→ **Aim of the exercise**
Your copy should match the records exactly, except that it contains no pictures.

→ **Supplied information**
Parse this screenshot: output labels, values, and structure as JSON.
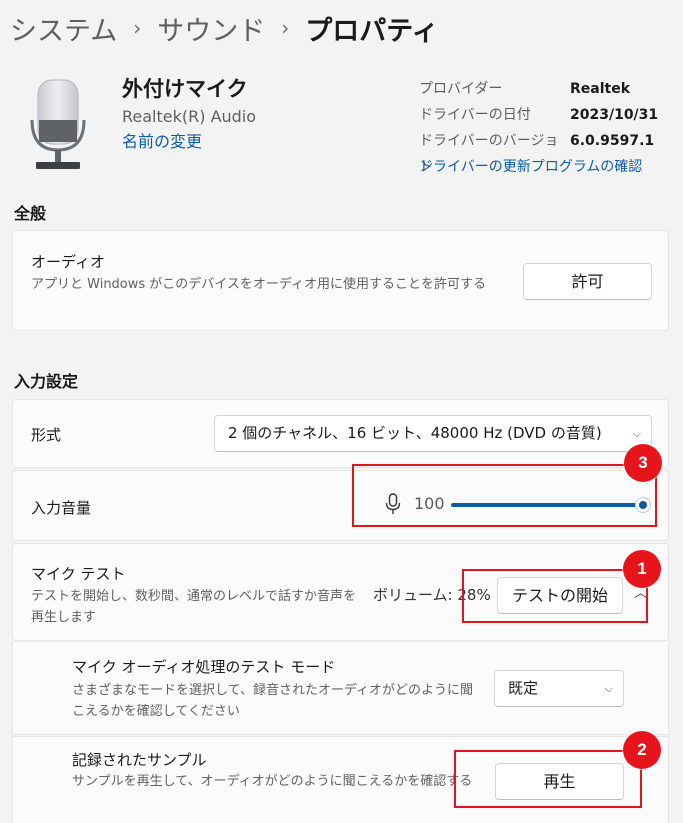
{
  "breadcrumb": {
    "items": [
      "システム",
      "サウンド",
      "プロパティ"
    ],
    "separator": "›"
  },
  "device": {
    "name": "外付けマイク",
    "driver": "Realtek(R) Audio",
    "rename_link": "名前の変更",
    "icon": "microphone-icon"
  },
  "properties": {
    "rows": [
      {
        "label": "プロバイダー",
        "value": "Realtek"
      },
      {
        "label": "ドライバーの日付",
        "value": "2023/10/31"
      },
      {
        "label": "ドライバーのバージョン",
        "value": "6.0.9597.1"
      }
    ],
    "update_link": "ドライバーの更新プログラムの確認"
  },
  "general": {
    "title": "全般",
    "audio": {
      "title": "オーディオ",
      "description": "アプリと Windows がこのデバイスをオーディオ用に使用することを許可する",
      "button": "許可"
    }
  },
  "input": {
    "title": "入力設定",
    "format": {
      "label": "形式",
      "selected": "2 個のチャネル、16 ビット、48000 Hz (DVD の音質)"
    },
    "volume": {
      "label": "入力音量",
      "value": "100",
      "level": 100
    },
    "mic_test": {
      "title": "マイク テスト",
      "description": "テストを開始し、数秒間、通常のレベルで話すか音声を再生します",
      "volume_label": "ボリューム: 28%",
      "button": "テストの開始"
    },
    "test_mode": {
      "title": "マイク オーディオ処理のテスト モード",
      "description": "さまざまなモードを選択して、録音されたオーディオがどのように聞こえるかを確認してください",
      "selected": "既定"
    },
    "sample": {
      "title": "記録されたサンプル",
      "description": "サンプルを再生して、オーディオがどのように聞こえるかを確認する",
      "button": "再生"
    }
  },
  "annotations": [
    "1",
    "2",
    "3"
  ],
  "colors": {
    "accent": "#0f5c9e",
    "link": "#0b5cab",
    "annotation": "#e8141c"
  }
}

→ **Response area**
Parse this screenshot: output labels, values, and structure as JSON.
{
  "breadcrumb": {
    "items": [
      "システム",
      "サウンド",
      "プロパティ"
    ],
    "separator": "›"
  },
  "device": {
    "name": "外付けマイク",
    "driver": "Realtek(R) Audio",
    "rename_link": "名前の変更",
    "icon": "microphone-icon"
  },
  "properties": {
    "rows": [
      {
        "label": "プロバイダー",
        "value": "Realtek"
      },
      {
        "label": "ドライバーの日付",
        "value": "2023/10/31"
      },
      {
        "label": "ドライバーのバージョン",
        "value": "6.0.9597.1"
      }
    ],
    "update_link": "ドライバーの更新プログラムの確認"
  },
  "general": {
    "title": "全般",
    "audio": {
      "title": "オーディオ",
      "description": "アプリと Windows がこのデバイスをオーディオ用に使用することを許可する",
      "button": "許可"
    }
  },
  "input": {
    "title": "入力設定",
    "format": {
      "label": "形式",
      "selected": "2 個のチャネル、16 ビット、48000 Hz (DVD の音質)"
    },
    "volume": {
      "label": "入力音量",
      "value": "100",
      "level": 100
    },
    "mic_test": {
      "title": "マイク テスト",
      "description": "テストを開始し、数秒間、通常のレベルで話すか音声を再生します",
      "volume_label": "ボリューム: 28%",
      "button": "テストの開始"
    },
    "test_mode": {
      "title": "マイク オーディオ処理のテスト モード",
      "description": "さまざまなモードを選択して、録音されたオーディオがどのように聞こえるかを確認してください",
      "selected": "既定"
    },
    "sample": {
      "title": "記録されたサンプル",
      "description": "サンプルを再生して、オーディオがどのように聞こえるかを確認する",
      "button": "再生"
    }
  },
  "annotations": [
    "1",
    "2",
    "3"
  ],
  "colors": {
    "accent": "#0f5c9e",
    "link": "#0b5cab",
    "annotation": "#e8141c"
  }
}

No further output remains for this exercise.